Wright’s final design for the wooded 10-acre site was (unbeknownst to Fredrick) a hand-me-down from a canceled Michigan project. Modifications for Fredrick included substituting Cranbrook brick for stucco cladding on the low-slung, 2,650-square-foot single-story house, which sits high on a hillside. A 34-foot-long daylit gallery connects the playroom (now a study) to the rest of the house, with its original three bedrooms, two and a half baths, and—like Wright’s other Usonian Houses—polished concrete floors with radiant heating. The purportedly modest and affordable “Usonians” often became pricey to build—and this one, at $100,000, was astronomically costly for its era. Fredrick lived there until his death, in 2002. His children later sold the property to an art collector, who—despite high aspirations—left it vacant and unmodified for 12 years. Finally, in 2016, real-estate developer David McArdle bought it.

Decades earlier, McArdle, with his wife, Joyce, had owned and renovated Wright’s 1901 F.B. Henderson House, in Elmhurst, Illinois. In 1989, they helped found the Frank Lloyd Wright Building Conservancy. And, in 1994, they commissioned a home from Wright disciple E. Fay Jones, right in Barrington Hills. “Yet we never got to see the Fredrick House,” says McArdle. “It’s not visible from the road, and the driveway is steep and private.” He finally got inside—and made his offer—the day it went on the market (listed at $795,000). “It was a wonderful time capsule—almost nothing had been done to it,” he recalls. “But that also meant it needed lots of work.” He approached Eifler, who’d renovated more than 20 Wright houses, including 15 Usonians, and impressed on him, the architect remembers, “that he wanted to do a bang-up job.”

The two-year renovation included restoring roofs, floors, and radiant heating, while borrowing square footage from an oversize secondary bedroom for a more generous master bath. E&A stripped Fredrick’s pink and green tints from the cabinetry, restoring natural color and luster to the interior’s ubiquitous Philippine mahogany. Now the house has geothermal heating and cooling, plus Wright’s custom furniture, most of it for the first time. The McArdles also mixed in contemporary pieces—notably by Nakashima, who’d created some of Fredrick’s original furnishings here. This spring, Eifler will build Wright’s freestanding stable (as a teahouse with garage space, since Usonian homes only have carports).

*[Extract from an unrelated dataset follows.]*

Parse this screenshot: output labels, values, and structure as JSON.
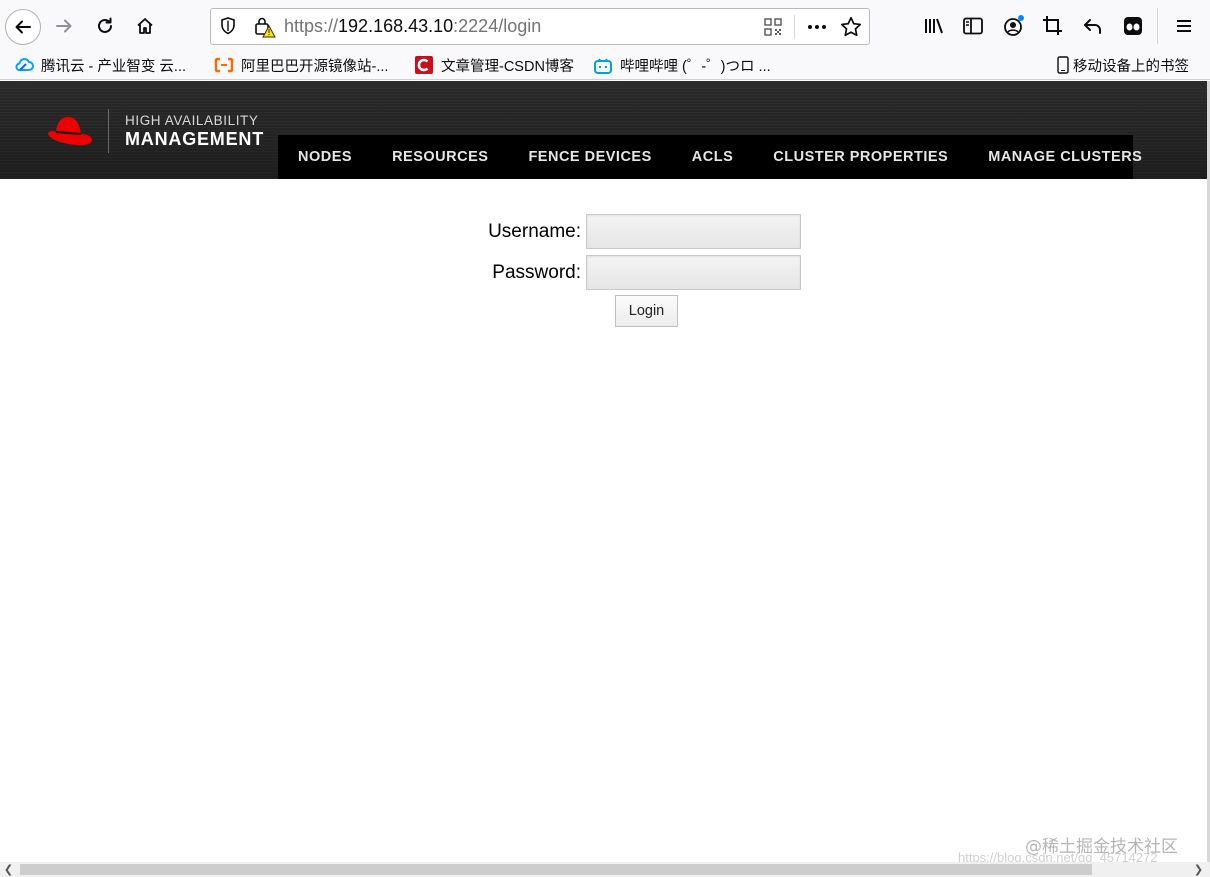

The owners, who also reside in Florida, moved in last June. “It’s been wonderful,” says McCardle. “If you’re lucky enough to live in a Wright house, you constantly see things you haven’t noticed before, even the play of light, or the way a small detail leads your eye. Such amazing thoughtfulness in the design. Everyone who steps inside says, ‘Oh, my God!’ ”



Frank Lloyd Wright, 1957


Restoration architect:

Eifler & Associates Architects — John Eifler, principal; Virginia Eby, interior
designer; Gil Galan, team member


Lead carpenter:

Jon Leck


Wood conservation/finishes:

James Madsen, Fillmore Associates



J&R Herra (mechanical)


Project manager:

Deer Creek Construction Management



Distinctive Millwork



Marion Masonry



Vetter Stone



Cedar Roofing